Doing some field testing, I would go for kit runs wearing everything seen here and running for several miles across varied terrain to make sure everything felt right and functioned properly.  While running I found that the front panel bounced up and down quite a bit, slamming down on my stomach and becoming fairly painful after a couple miles.  For this reason I added the horizontal strap you see under my arm pit that connects the front bib to the hydration pouch.  This strap has the effect of tightening down the entire rig for a closer fit, making it ride much more comfortably.


What I was looking for in the design was something I couldn’t find commercially.  I wanted a modernized LCE, something that was light weight and facilitated maneuver and unconventional warfare to include infiltrations.  When it comes to the latter, I’ve found that when chest rigs are filled to capacity that it becomes difficult or impossible to high crawl or low crawl, the same goes for plate carriers.
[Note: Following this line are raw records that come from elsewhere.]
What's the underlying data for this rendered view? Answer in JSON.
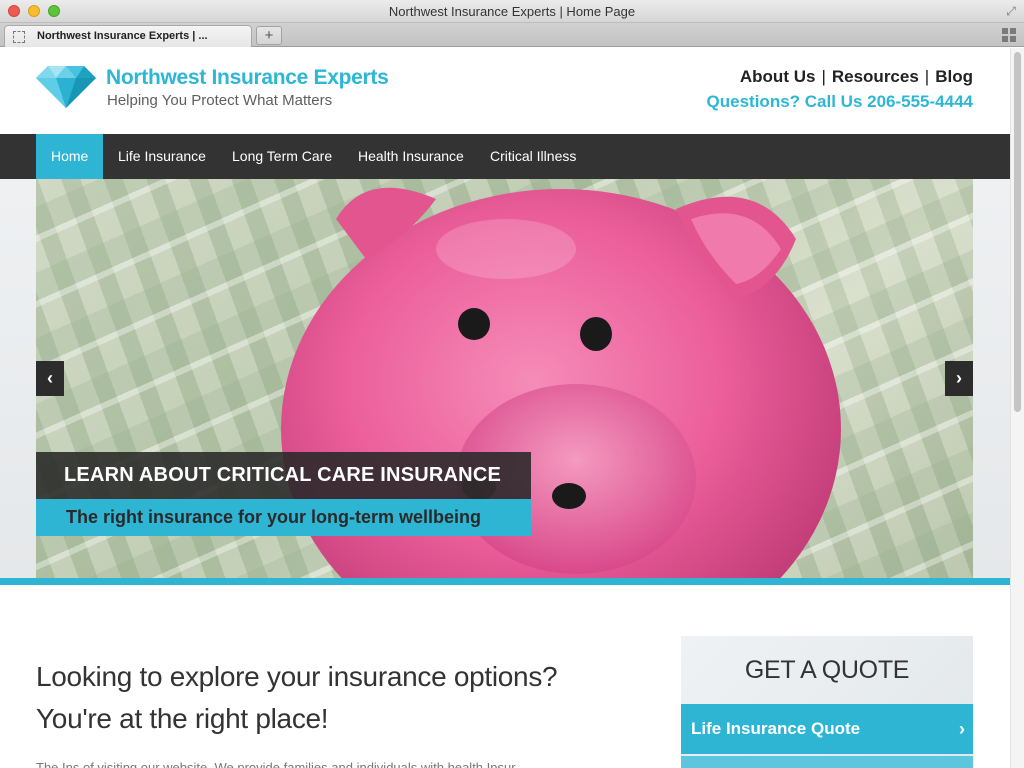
{
  "window": {
    "title": "Northwest Insurance Experts | Home Page",
    "tab_label": "Northwest Insurance Experts | ...",
    "new_tab_symbol": "+"
  },
  "brand": {
    "name": "Northwest Insurance Experts",
    "tagline": "Helping You Protect What Matters",
    "logo_icon": "diamond-icon",
    "accent_color": "#2db7d6"
  },
  "header": {
    "links": [
      "About Us",
      "Resources",
      "Blog"
    ],
    "separator": "|",
    "phone_text": "Questions? Call Us 206-555-4444"
  },
  "nav": {
    "items": [
      "Home",
      "Life Insurance",
      "Long Term Care",
      "Health Insurance",
      "Critical Illness"
    ],
    "active_index": 0
  },
  "hero": {
    "caption_title": "LEARN ABOUT CRITICAL CARE INSURANCE",
    "caption_sub": "The right insurance for your long-term wellbeing",
    "prev_icon": "chevron-left-icon",
    "next_icon": "chevron-right-icon"
  },
  "main": {
    "headline": "Looking to explore your insurance options? You're at the right place!",
    "body_text": "The Ins of visiting our website. We provide families and individuals with health Insur..."
  },
  "quote": {
    "title": "GET A QUOTE",
    "buttons": [
      "Life Insurance Quote"
    ]
  }
}
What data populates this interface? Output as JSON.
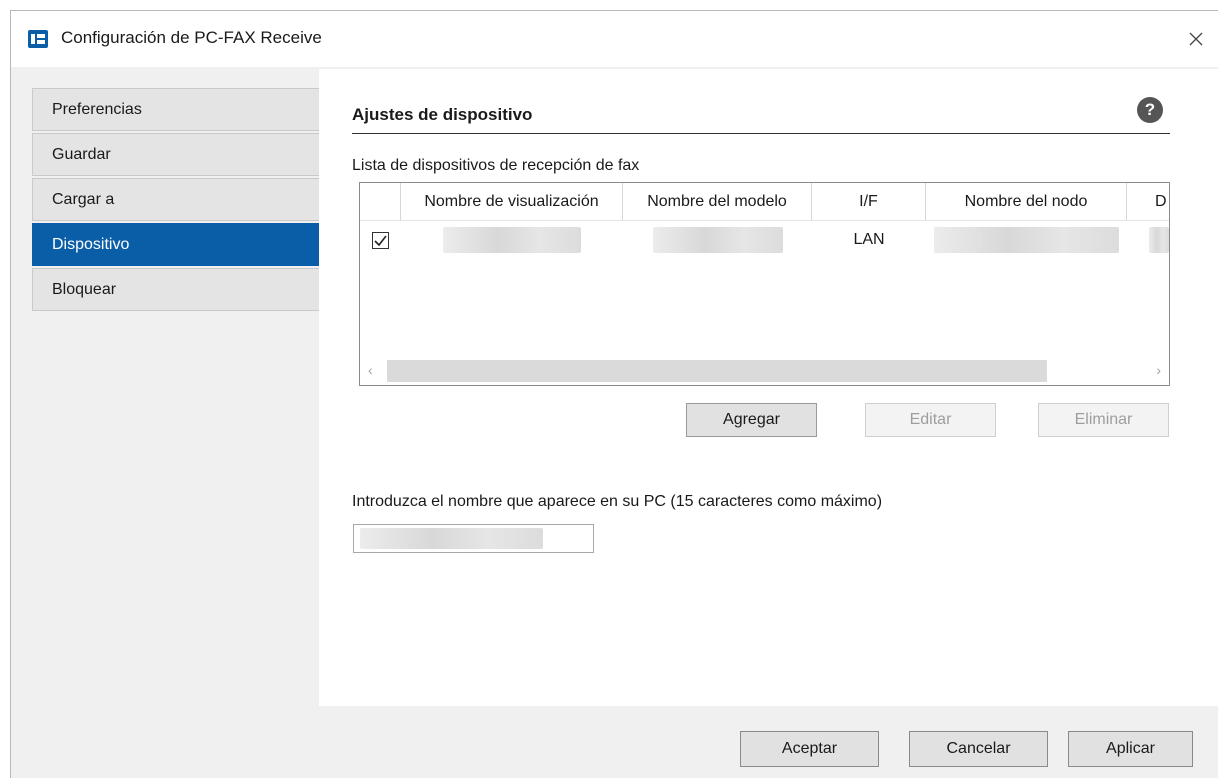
{
  "window": {
    "title": "Configuración de PC-FAX Receive",
    "icon": "fax-app-icon",
    "close_symbol": "✕"
  },
  "nav": {
    "items": [
      {
        "label": "Preferencias",
        "active": false
      },
      {
        "label": "Guardar",
        "active": false
      },
      {
        "label": "Cargar a",
        "active": false
      },
      {
        "label": "Dispositivo",
        "active": true
      },
      {
        "label": "Bloquear",
        "active": false
      }
    ]
  },
  "panel": {
    "title": "Ajustes de dispositivo",
    "help_symbol": "?",
    "list_label": "Lista de dispositivos de recepción de fax",
    "columns": [
      "Nombre de visualización",
      "Nombre del modelo",
      "I/F",
      "Nombre del nodo",
      "D"
    ],
    "rows": [
      {
        "checked": true,
        "display_name": "",
        "model_name": "",
        "interface": "LAN",
        "node_name": "",
        "extra": ""
      }
    ],
    "buttons": {
      "add": "Agregar",
      "edit": "Editar",
      "delete": "Eliminar"
    },
    "pc_name_label": "Introduzca el nombre que aparece en su PC (15 caracteres como máximo)",
    "pc_name_value": ""
  },
  "footer": {
    "ok": "Aceptar",
    "cancel": "Cancelar",
    "apply": "Aplicar"
  },
  "colors": {
    "accent": "#0a5ea8",
    "window_bg": "#f0f0f0",
    "panel_bg": "#ffffff"
  }
}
Later, I did feel the need to add more than what you would expect from a simple LCE.  There was some modern kit that is so useful that I felt I had to include it.  Sure, expended magazines can simply be dumped down the front of your shirt, but a dump pouch sure helps and also gives you the ability to carry extra mags in it during an emergency or use it to carry intel taken off dead enemy.  Likewise, I felt that a modern medical pouch is something you don’t want to compromise with.  For a soldier operating behind enemy lines, a bare minimum of survival and Escape and Evasion gear is also needed, hence the horizontal E&E pouch.  With all this space taken up from the get go, I found that I needed to attach a hydration pouch and a panel for extra magazines above the belt line.

All and all I am very happy with how this project turned out.  I only wish that I had had the opportunity to use it in combat.  If need be the straps can be loosened and soft armor or concealable body armor can be worn underneath making this rig even more versatile.  Readers may be interested to know that this is the exact same rig described and used by Deckard, the protagonist in “Reflexive Fire”.  I’ve also been working with the cover artist to ensure that the uniform and kit on the cover of the book matches what you see here exactly to maintain continuity as well as show readers something they’ve never seen before.

I’m sure that a professional could refine this design and sew something much better, whereas I had to cobble it together from spare parts.  I think experienced soldiers are finding that less really is more and adopting a “combat ultra-light” mentality is the way to go.  Sadly, the Brass doesn’t see things the same way.  Until then, lets hope some people run with this idea and see where it goes!


Filed under Action Adventure, Gear, Military Fiction, Special Forces, Weapons and Tactics